Task statement | Images should not appear in the copy, yet every line of the listing below must be printed exactly.

Extracted information |
====

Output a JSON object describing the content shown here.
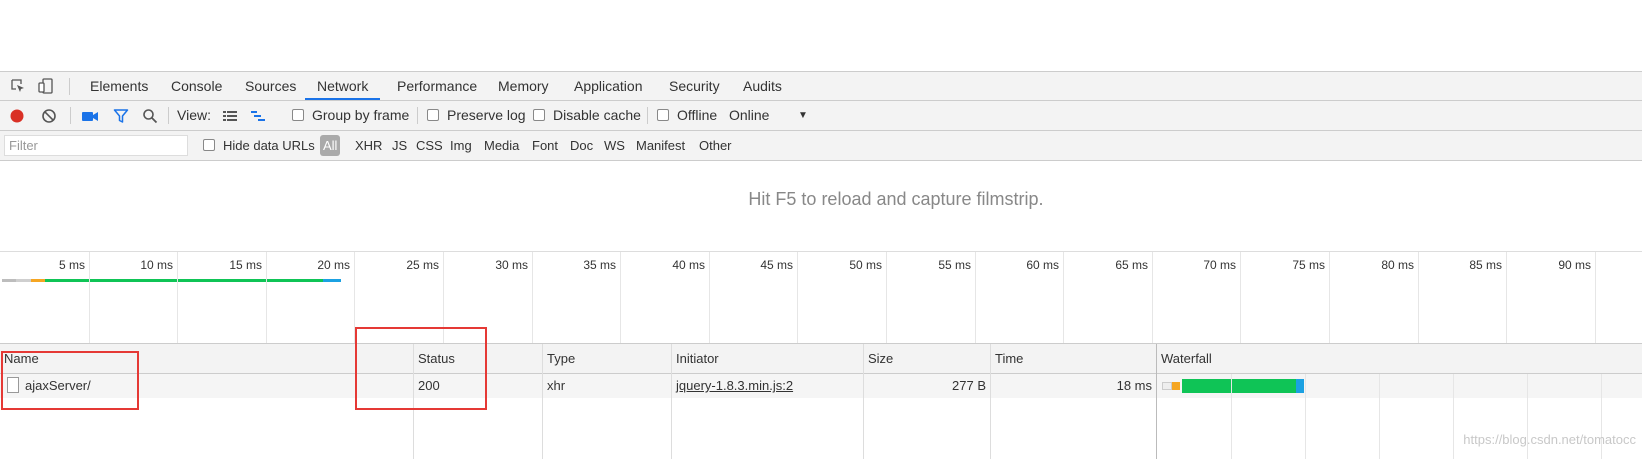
{
  "tabs": [
    {
      "label": "Elements"
    },
    {
      "label": "Console"
    },
    {
      "label": "Sources"
    },
    {
      "label": "Network",
      "active": true
    },
    {
      "label": "Performance"
    },
    {
      "label": "Memory"
    },
    {
      "label": "Application"
    },
    {
      "label": "Security"
    },
    {
      "label": "Audits"
    }
  ],
  "toolbar": {
    "view_label": "View:",
    "group_by_frame": "Group by frame",
    "preserve_log": "Preserve log",
    "disable_cache": "Disable cache",
    "offline": "Offline",
    "throttle_value": "Online",
    "record_color": "#d93025",
    "accent_color": "#1a73e8"
  },
  "filter": {
    "placeholder": "Filter",
    "hide_data_urls": "Hide data URLs",
    "types": [
      "All",
      "XHR",
      "JS",
      "CSS",
      "Img",
      "Media",
      "Font",
      "Doc",
      "WS",
      "Manifest",
      "Other"
    ],
    "active_type": "All"
  },
  "filmstrip_message": "Hit F5 to reload and capture filmstrip.",
  "overview": {
    "ticks": [
      "5 ms",
      "10 ms",
      "15 ms",
      "20 ms",
      "25 ms",
      "30 ms",
      "35 ms",
      "40 ms",
      "45 ms",
      "50 ms",
      "55 ms",
      "60 ms",
      "65 ms",
      "70 ms",
      "75 ms",
      "80 ms",
      "85 ms",
      "90 ms"
    ],
    "waiting_color": "#bdbdbd",
    "stalled_color": "#f5a623",
    "ttfb_color": "#0fc456",
    "download_color": "#1ba1e2"
  },
  "table": {
    "columns": [
      "Name",
      "Status",
      "Type",
      "Initiator",
      "Size",
      "Time",
      "Waterfall"
    ],
    "rows": [
      {
        "name": "ajaxServer/",
        "status": "200",
        "type": "xhr",
        "initiator": "jquery-1.8.3.min.js:2",
        "size": "277 B",
        "time": "18 ms"
      }
    ]
  },
  "watermark": "https://blog.csdn.net/tomatocc",
  "highlight_color": "#e53935"
}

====

Expected answer |
Output a JSON object describing the content shown here.
{
  "tabs": [
    {
      "label": "Elements"
    },
    {
      "label": "Console"
    },
    {
      "label": "Sources"
    },
    {
      "label": "Network",
      "active": true
    },
    {
      "label": "Performance"
    },
    {
      "label": "Memory"
    },
    {
      "label": "Application"
    },
    {
      "label": "Security"
    },
    {
      "label": "Audits"
    }
  ],
  "toolbar": {
    "view_label": "View:",
    "group_by_frame": "Group by frame",
    "preserve_log": "Preserve log",
    "disable_cache": "Disable cache",
    "offline": "Offline",
    "throttle_value": "Online",
    "record_color": "#d93025",
    "accent_color": "#1a73e8"
  },
  "filter": {
    "placeholder": "Filter",
    "hide_data_urls": "Hide data URLs",
    "types": [
      "All",
      "XHR",
      "JS",
      "CSS",
      "Img",
      "Media",
      "Font",
      "Doc",
      "WS",
      "Manifest",
      "Other"
    ],
    "active_type": "All"
  },
  "filmstrip_message": "Hit F5 to reload and capture filmstrip.",
  "overview": {
    "ticks": [
      "5 ms",
      "10 ms",
      "15 ms",
      "20 ms",
      "25 ms",
      "30 ms",
      "35 ms",
      "40 ms",
      "45 ms",
      "50 ms",
      "55 ms",
      "60 ms",
      "65 ms",
      "70 ms",
      "75 ms",
      "80 ms",
      "85 ms",
      "90 ms"
    ],
    "waiting_color": "#bdbdbd",
    "stalled_color": "#f5a623",
    "ttfb_color": "#0fc456",
    "download_color": "#1ba1e2"
  },
  "table": {
    "columns": [
      "Name",
      "Status",
      "Type",
      "Initiator",
      "Size",
      "Time",
      "Waterfall"
    ],
    "rows": [
      {
        "name": "ajaxServer/",
        "status": "200",
        "type": "xhr",
        "initiator": "jquery-1.8.3.min.js:2",
        "size": "277 B",
        "time": "18 ms"
      }
    ]
  },
  "watermark": "https://blog.csdn.net/tomatocc",
  "highlight_color": "#e53935"
}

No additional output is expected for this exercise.